_Web page and app entries_:

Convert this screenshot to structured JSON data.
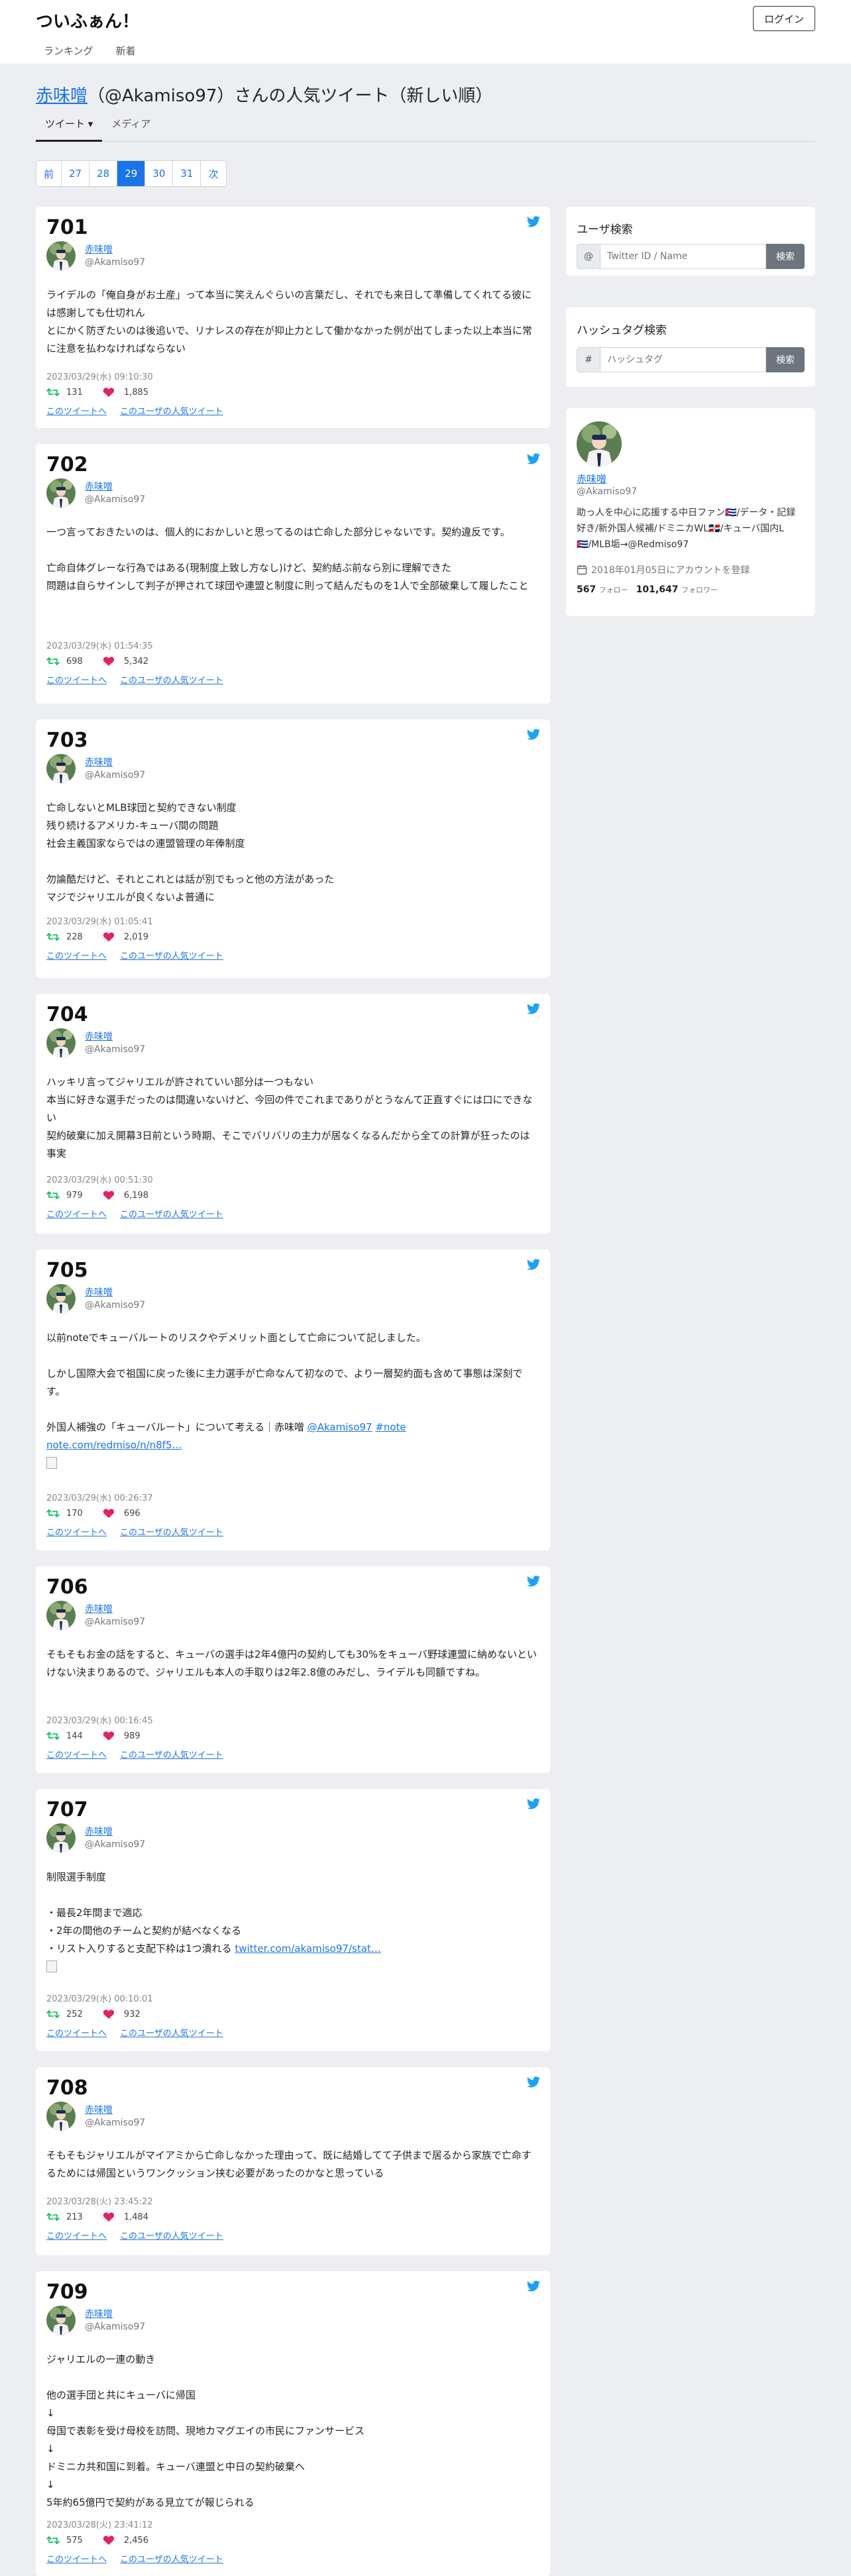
{
  "header": {
    "brand": "ついふぁん！",
    "login": "ログイン",
    "nav": [
      "ランキング",
      "新着"
    ]
  },
  "page": {
    "title_user": "赤味噌",
    "title_rest": "（@Akamiso97）さんの人気ツイート（新しい順）",
    "tabs": [
      "ツイート ▾",
      "メディア"
    ]
  },
  "pager": [
    "前",
    "27",
    "28",
    "29",
    "30",
    "31",
    "次"
  ],
  "pager_active": "29",
  "user": {
    "name": "赤味噌",
    "id": "@Akamiso97"
  },
  "links": {
    "tweet": "このツイートへ",
    "user": "このユーザの人気ツイート"
  },
  "tweets": [
    {
      "num": "701",
      "text": "ライデルの「俺自身がお土産」って本当に笑えんぐらいの言葉だし、それでも来日して準備してくれてる彼には感謝しても仕切れん\nとにかく防ぎたいのは後追いで、リナレスの存在が抑止力として働かなかった例が出てしまった以上本当に常に注意を払わなければならない",
      "date": "2023/03/29(水) 09:10:30",
      "rt": "131",
      "like": "1,885"
    },
    {
      "num": "702",
      "text": "一つ言っておきたいのは、個人的におかしいと思ってるのは亡命した部分じゃないです。契約違反です。\n\n亡命自体グレーな行為ではある(現制度上致し方なし)けど、契約結ぶ前なら別に理解できた\n問題は自らサインして判子が押されて球団や連盟と制度に則って結んだものを1人で全部破棄して履したこと",
      "date": "2023/03/29(水) 01:54:35",
      "rt": "698",
      "like": "5,342"
    },
    {
      "num": "703",
      "text": "亡命しないとMLB球団と契約できない制度\n残り続けるアメリカ-キューバ間の問題\n社会主義国家ならではの連盟管理の年俸制度\n\n勿論酷だけど、それとこれとは話が別でもっと他の方法があった\nマジでジャリエルが良くないよ普通に",
      "date": "2023/03/29(水) 01:05:41",
      "rt": "228",
      "like": "2,019"
    },
    {
      "num": "704",
      "text": "ハッキリ言ってジャリエルが許されていい部分は一つもない\n本当に好きな選手だったのは間違いないけど、今回の件でこれまでありがとうなんて正直すぐには口にできない\n契約破棄に加え開幕3日前という時期、そこでバリバリの主力が居なくなるんだから全ての計算が狂ったのは事実",
      "date": "2023/03/29(水) 00:51:30",
      "rt": "979",
      "like": "6,198"
    },
    {
      "num": "705",
      "text": "以前noteでキューバルートのリスクやデメリット面として亡命について記しました。\n\nしかし国際大会で祖国に戻った後に主力選手が亡命なんて初なので、より一層契約面も含めて事態は深刻です。\n\n外国人補強の「キューバルート」について考える｜赤味噌 ",
      "tag1": "@Akamiso97",
      "tag2": "#note",
      "link": "note.com/redmiso/n/n8f5…",
      "date": "2023/03/29(水) 00:26:37",
      "rt": "170",
      "like": "696"
    },
    {
      "num": "706",
      "text": "そもそもお金の話をすると、キューバの選手は2年4億円の契約しても30%をキューバ野球連盟に納めないといけない決まりあるので、ジャリエルも本人の手取りは2年2.8億のみだし、ライデルも同額ですね。",
      "date": "2023/03/29(水) 00:16:45",
      "rt": "144",
      "like": "989"
    },
    {
      "num": "707",
      "text": "制限選手制度\n\n・最長2年間まで適応\n・2年の間他のチームと契約が結べなくなる\n・リスト入りすると支配下枠は1つ潰れる ",
      "link": "twitter.com/akamiso97/stat…",
      "date": "2023/03/29(水) 00:10:01",
      "rt": "252",
      "like": "932"
    },
    {
      "num": "708",
      "text": "そもそもジャリエルがマイアミから亡命しなかった理由って、既に結婚してて子供まで居るから家族で亡命するためには帰国というワンクッション挟む必要があったのかなと思っている",
      "date": "2023/03/28(火) 23:45:22",
      "rt": "213",
      "like": "1,484"
    },
    {
      "num": "709",
      "text": "ジャリエルの一連の動き\n\n他の選手団と共にキューバに帰国\n↓\n母国で表彰を受け母校を訪問、現地カマグエイの市民にファンサービス\n↓\nドミニカ共和国に到着。キューバ連盟と中日の契約破棄へ\n↓\n5年約65億円で契約がある見立てが報じられる",
      "date": "2023/03/28(火) 23:41:12",
      "rt": "575",
      "like": "2,456"
    }
  ],
  "sidebar": {
    "user_search": {
      "title": "ユーザ検索",
      "prefix": "@",
      "placeholder": "Twitter ID / Name",
      "button": "検索"
    },
    "hashtag_search": {
      "title": "ハッシュタグ検索",
      "prefix": "#",
      "placeholder": "ハッシュタグ",
      "button": "検索"
    },
    "profile": {
      "name": "赤味噌",
      "id": "@Akamiso97",
      "bio": "助っ人を中心に応援する中日ファン🇨🇺/データ・記録好き/新外国人候補/ドミニカWL🇩🇴/キューバ国内L🇨🇺/MLB垢→@Redmiso97",
      "registered": "2018年01月05日にアカウントを登録",
      "following": "567",
      "following_label": "フォロー",
      "followers": "101,647",
      "followers_label": "フォロワー"
    }
  },
  "colors": {
    "accent": "#1a73e8",
    "twitter": "#1da1f2",
    "retweet": "#17bf63",
    "like": "#e0245e",
    "page_bg": "#eceef1"
  },
  "icons": {
    "tweet_badge": "twitter-bird-icon",
    "retweet": "retweet-icon",
    "like": "heart-icon",
    "calendar": "calendar-icon"
  }
}
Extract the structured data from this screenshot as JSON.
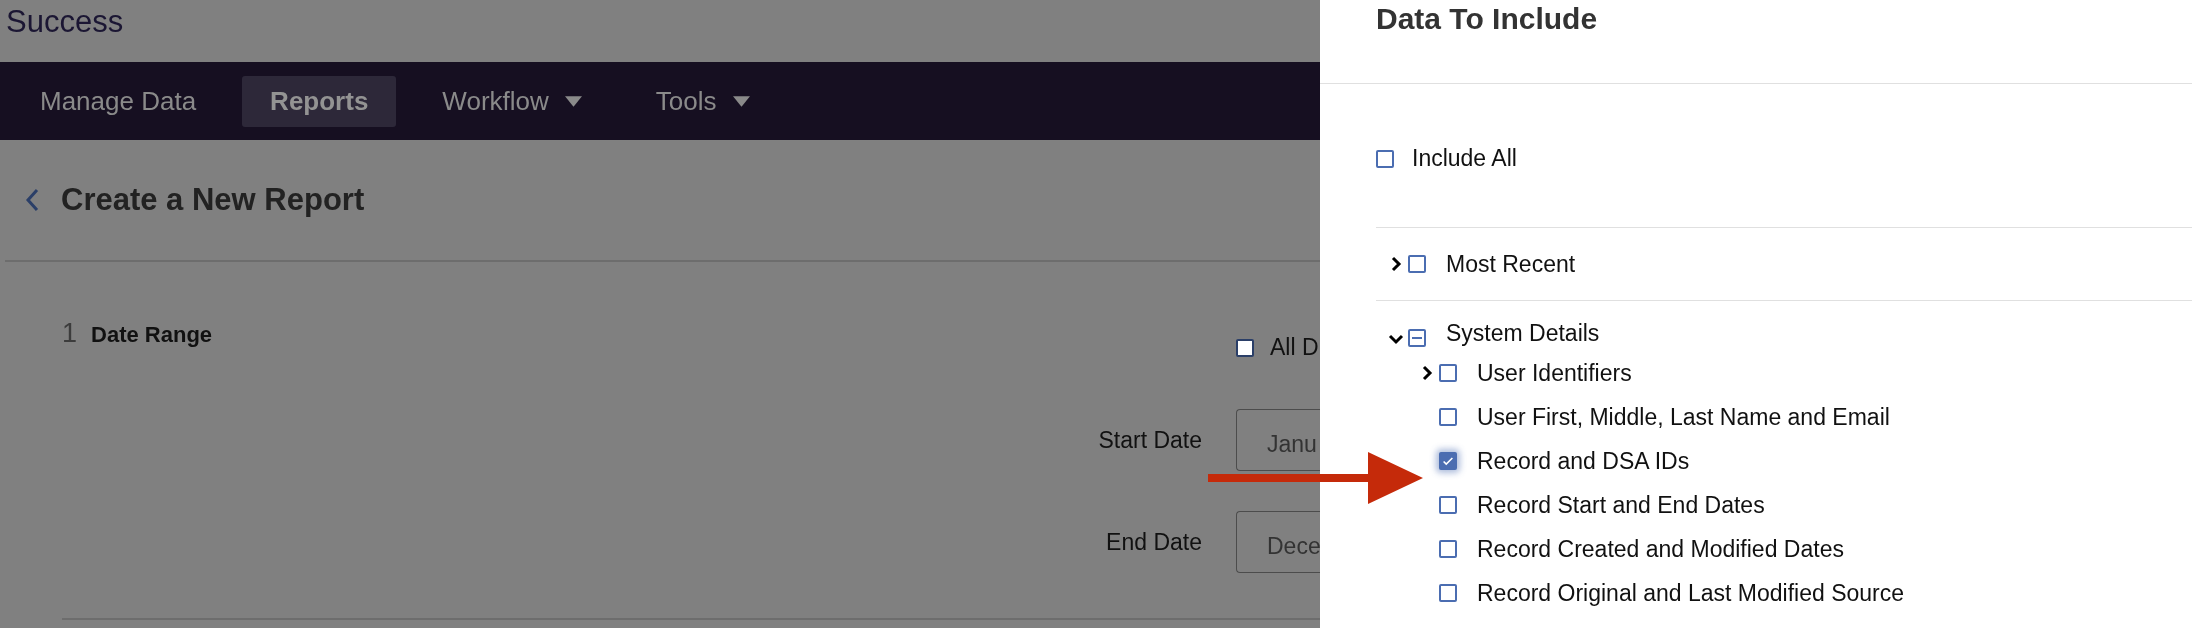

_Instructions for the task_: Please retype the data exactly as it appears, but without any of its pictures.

_Your response_:
Convert this screenshot to structured JSON data.
{
  "header": {
    "brand": "ついふぁん！",
    "login": "ログイン",
    "nav": [
      "ランキング",
      "新着"
    ]
  },
  "page": {
    "title_user": "赤味噌",
    "title_rest": "（@Akamiso97）さんの人気ツイート（新しい順）",
    "tabs": [
      "ツイート ▾",
      "メディア"
    ]
  },
  "pager": [
    "前",
    "27",
    "28",
    "29",
    "30",
    "31",
    "次"
  ],
  "pager_active": "29",
  "user": {
    "name": "赤味噌",
    "id": "@Akamiso97"
  },
  "links": {
    "tweet": "このツイートへ",
    "user": "このユーザの人気ツイート"
  },
  "tweets": [
    {
      "num": "701",
      "text": "ライデルの「俺自身がお土産」って本当に笑えんぐらいの言葉だし、それでも来日して準備してくれてる彼には感謝しても仕切れん\nとにかく防ぎたいのは後追いで、リナレスの存在が抑止力として働かなかった例が出てしまった以上本当に常に注意を払わなければならない",
      "date": "2023/03/29(水) 09:10:30",
      "rt": "131",
      "like": "1,885"
    },
    {
      "num": "702",
      "text": "一つ言っておきたいのは、個人的におかしいと思ってるのは亡命した部分じゃないです。契約違反です。\n\n亡命自体グレーな行為ではある(現制度上致し方なし)けど、契約結ぶ前なら別に理解できた\n問題は自らサインして判子が押されて球団や連盟と制度に則って結んだものを1人で全部破棄して履したこと",
      "date": "2023/03/29(水) 01:54:35",
      "rt": "698",
      "like": "5,342"
    },
    {
      "num": "703",
      "text": "亡命しないとMLB球団と契約できない制度\n残り続けるアメリカ-キューバ間の問題\n社会主義国家ならではの連盟管理の年俸制度\n\n勿論酷だけど、それとこれとは話が別でもっと他の方法があった\nマジでジャリエルが良くないよ普通に",
      "date": "2023/03/29(水) 01:05:41",
      "rt": "228",
      "like": "2,019"
    },
    {
      "num": "704",
      "text": "ハッキリ言ってジャリエルが許されていい部分は一つもない\n本当に好きな選手だったのは間違いないけど、今回の件でこれまでありがとうなんて正直すぐには口にできない\n契約破棄に加え開幕3日前という時期、そこでバリバリの主力が居なくなるんだから全ての計算が狂ったのは事実",
      "date": "2023/03/29(水) 00:51:30",
      "rt": "979",
      "like": "6,198"
    },
    {
      "num": "705",
      "text": "以前noteでキューバルートのリスクやデメリット面として亡命について記しました。\n\nしかし国際大会で祖国に戻った後に主力選手が亡命なんて初なので、より一層契約面も含めて事態は深刻です。\n\n外国人補強の「キューバルート」について考える｜赤味噌 ",
      "tag1": "@Akamiso97",
      "tag2": "#note",
      "link": "note.com/redmiso/n/n8f5…",
      "date": "2023/03/29(水) 00:26:37",
      "rt": "170",
      "like": "696"
    },
    {
      "num": "706",
      "text": "そもそもお金の話をすると、キューバの選手は2年4億円の契約しても30%をキューバ野球連盟に納めないといけない決まりあるので、ジャリエルも本人の手取りは2年2.8億のみだし、ライデルも同額ですね。",
      "date": "2023/03/29(水) 00:16:45",
      "rt": "144",
      "like": "989"
    },
    {
      "num": "707",
      "text": "制限選手制度\n\n・最長2年間まで適応\n・2年の間他のチームと契約が結べなくなる\n・リスト入りすると支配下枠は1つ潰れる ",
      "link": "twitter.com/akamiso97/stat…",
      "date": "2023/03/29(水) 00:10:01",
      "rt": "252",
      "like": "932"
    },
    {
      "num": "708",
      "text": "そもそもジャリエルがマイアミから亡命しなかった理由って、既に結婚してて子供まで居るから家族で亡命するためには帰国というワンクッション挟む必要があったのかなと思っている",
      "date": "2023/03/28(火) 23:45:22",
      "rt": "213",
      "like": "1,484"
    },
    {
      "num": "709",
      "text": "ジャリエルの一連の動き\n\n他の選手団と共にキューバに帰国\n↓\n母国で表彰を受け母校を訪問、現地カマグエイの市民にファンサービス\n↓\nドミニカ共和国に到着。キューバ連盟と中日の契約破棄へ\n↓\n5年約65億円で契約がある見立てが報じられる",
      "date": "2023/03/28(火) 23:41:12",
      "rt": "575",
      "like": "2,456"
    }
  ],
  "sidebar": {
    "user_search": {
      "title": "ユーザ検索",
      "prefix": "@",
      "placeholder": "Twitter ID / Name",
      "button": "検索"
    },
    "hashtag_search": {
      "title": "ハッシュタグ検索",
      "prefix": "#",
      "placeholder": "ハッシュタグ",
      "button": "検索"
    },
    "profile": {
      "name": "赤味噌",
      "id": "@Akamiso97",
      "bio": "助っ人を中心に応援する中日ファン🇨🇺/データ・記録好き/新外国人候補/ドミニカWL🇩🇴/キューバ国内L🇨🇺/MLB垢→@Redmiso97",
      "registered": "2018年01月05日にアカウントを登録",
      "following": "567",
      "following_label": "フォロー",
      "followers": "101,647",
      "followers_label": "フォロワー"
    }
  },
  "colors": {
    "accent": "#1a73e8",
    "twitter": "#1da1f2",
    "retweet": "#17bf63",
    "like": "#e0245e",
    "page_bg": "#eceef1"
  },
  "icons": {
    "tweet_badge": "twitter-bird-icon",
    "retweet": "retweet-icon",
    "like": "heart-icon",
    "calendar": "calendar-icon"
  }
}
Extract the structured data from this screenshot as JSON.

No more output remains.